On it stood a single tree, a magnolia, in a shower of reddish blossoms. It was as though the tree stood in the sunlight and were at the same time the source of light. My companions commented on the abominable weather, and obviously did not see the tree. They spoke of another Swiss who was living in Liverpool, and expressed surprise that he should have settled here.
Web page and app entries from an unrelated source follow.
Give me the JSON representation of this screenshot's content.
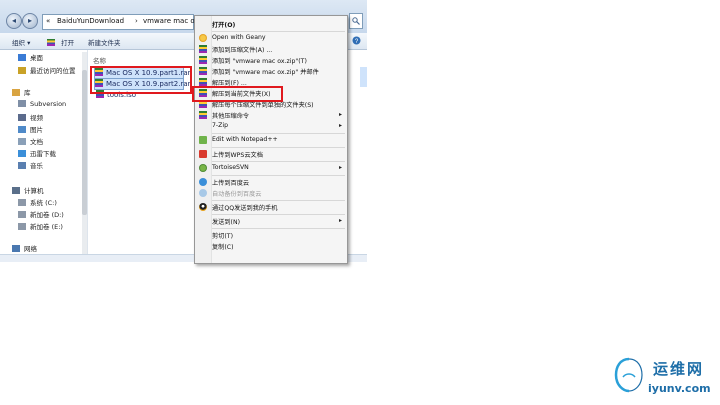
{
  "explorer": {
    "breadcrumb_prefix": "«",
    "breadcrumb_1": "BaiduYunDownload",
    "breadcrumb_sep": "›",
    "breadcrumb_2": "vmware mac ox",
    "toolbar": {
      "organize": "组织",
      "open": "打开",
      "new_folder": "新建文件夹"
    },
    "nav_items": [
      {
        "label": "桌面",
        "icon": "desktop-icon"
      },
      {
        "label": "最近访问的位置",
        "icon": "recent-icon"
      },
      {
        "label": "库",
        "icon": "library-icon"
      },
      {
        "label": "Subversion",
        "icon": "library-folder-icon"
      },
      {
        "label": "视频",
        "icon": "video-icon"
      },
      {
        "label": "图片",
        "icon": "picture-icon"
      },
      {
        "label": "文档",
        "icon": "document-icon"
      },
      {
        "label": "迅雷下载",
        "icon": "download-icon"
      },
      {
        "label": "音乐",
        "icon": "music-icon"
      },
      {
        "label": "计算机",
        "icon": "computer-icon"
      },
      {
        "label": "系统 (C:)",
        "icon": "drive-icon"
      },
      {
        "label": "新加卷 (D:)",
        "icon": "drive-icon"
      },
      {
        "label": "新加卷 (E:)",
        "icon": "drive-icon"
      },
      {
        "label": "网络",
        "icon": "network-icon"
      }
    ],
    "column_name": "名称",
    "files": [
      {
        "name": "Mac OS X 10.9.part1.rar",
        "selected": true
      },
      {
        "name": "Mac OS X 10.9.part2.rar",
        "selected": true
      },
      {
        "name": "tools.iso",
        "selected": false
      }
    ]
  },
  "context_menu": {
    "items": [
      {
        "label": "打开(O)",
        "bold": true,
        "icon": "none"
      },
      {
        "label": "Open with Geany",
        "icon": "geany-icon"
      },
      {
        "label": "添加到压缩文件(A) ...",
        "icon": "winrar-icon"
      },
      {
        "label": "添加到 \"vmware mac ox.zip\"(T)",
        "icon": "winrar-icon"
      },
      {
        "label": "添加到 \"vmware mac ox.zip\" 并邮件",
        "icon": "winrar-icon"
      },
      {
        "label": "解压到(F) ...",
        "icon": "winrar-icon"
      },
      {
        "label": "解压到当前文件夹(X)",
        "icon": "winrar-icon",
        "highlighted": true
      },
      {
        "label": "解压每个压缩文件到单独的文件夹(S)",
        "icon": "winrar-icon"
      },
      {
        "label": "其他压缩命令",
        "icon": "winrar-icon",
        "submenu": true
      },
      {
        "label": "7-Zip",
        "icon": "none",
        "submenu": true
      },
      {
        "label": "Edit with Notepad++",
        "icon": "notepad-icon"
      },
      {
        "label": "上传到WPS云文档",
        "icon": "wps-icon"
      },
      {
        "label": "TortoiseSVN",
        "icon": "tortoise-icon",
        "submenu": true
      },
      {
        "label": "上传到百度云",
        "icon": "baidu-icon"
      },
      {
        "label": "自动备份到百度云",
        "icon": "baidu-icon",
        "disabled": true
      },
      {
        "label": "通过QQ发送到我的手机",
        "icon": "qq-icon"
      },
      {
        "label": "发送到(N)",
        "icon": "none",
        "submenu": true
      },
      {
        "label": "剪切(T)",
        "icon": "none"
      },
      {
        "label": "复制(C)",
        "icon": "none"
      }
    ],
    "submenu_arrow": "▸"
  },
  "watermark": {
    "cn": "运维网",
    "en": "iyunv.com"
  },
  "colors": {
    "highlight_red": "#e0191e",
    "selection": "#cfe3fb",
    "brand_blue": "#1e6ea8"
  }
}
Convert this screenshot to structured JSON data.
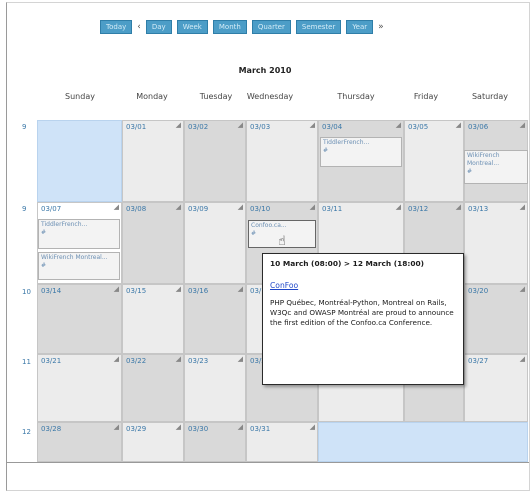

I was carried away by the beauty of the flowering tree and the sunlit island, and thought, “I know very well why he has settled here.” Then I awoke.”
“Liverpool is the pool of life, it makes to live.”
As a result of this remark, a statue of Jung was erected in Mathew Street (the famous home of the Cavern Club where the Beatles played on many occasions in their early career) in 1987, but being made of plaster, was vandalized and replaced by a more durable version in 1993.
Additionally, another bust of Jung was placed on the wall of the Irish Pub, ‘Flanagan’s Apple’, in the Cavern quarter.
Still pursuing this connection between Jung, Liverpool and the efflorescence of creativity, an article in the UK newspaper ‘The Guardian’ from February 2007, says that:
“In 1974, local entrepreneur Peter O’Halligan purchased a warehouse on Mathew Street, believing it to stand on the exact spot that Jung once identified, after having a dream vision, as “the Pool of Life” (in fact, Jung never set foot in Liverpool). At O’Halligan’s venue, known as the Liverpool School of Language, Music, Dream and Pun, artists became immersed in readings, performances and bizarre experiments.”
Jung’s magnolia tree (great to see that the plant kingdom did not suffer its usual neglect here) became the center piece of a plaque to mark the site of this new School, which became a magnet for some of the most creative figures in British popular culture and hosted the legendary performances of Ken Campbell’s Science Fiction Theater of Liverpool which gave stage life to Robert Shea and Robert Anton Wilson’s ‘Illuminatus!’ starring Bill Nighy and Jim Broadbent.
If we are indeed seeing a shifting to a new form of consciousness and a renaissance of spiritual life, as many claim, then it would make sense that Liverpool, “the Pool of Life”, would be at the center of it and their Football Team would be leading the way.
Perhaps Liverpool can once again lay claim to what the US beat poet Allen Ginsberg said about the city in 1965, that it is “at the present moment, the center of consciousness of the human universe”.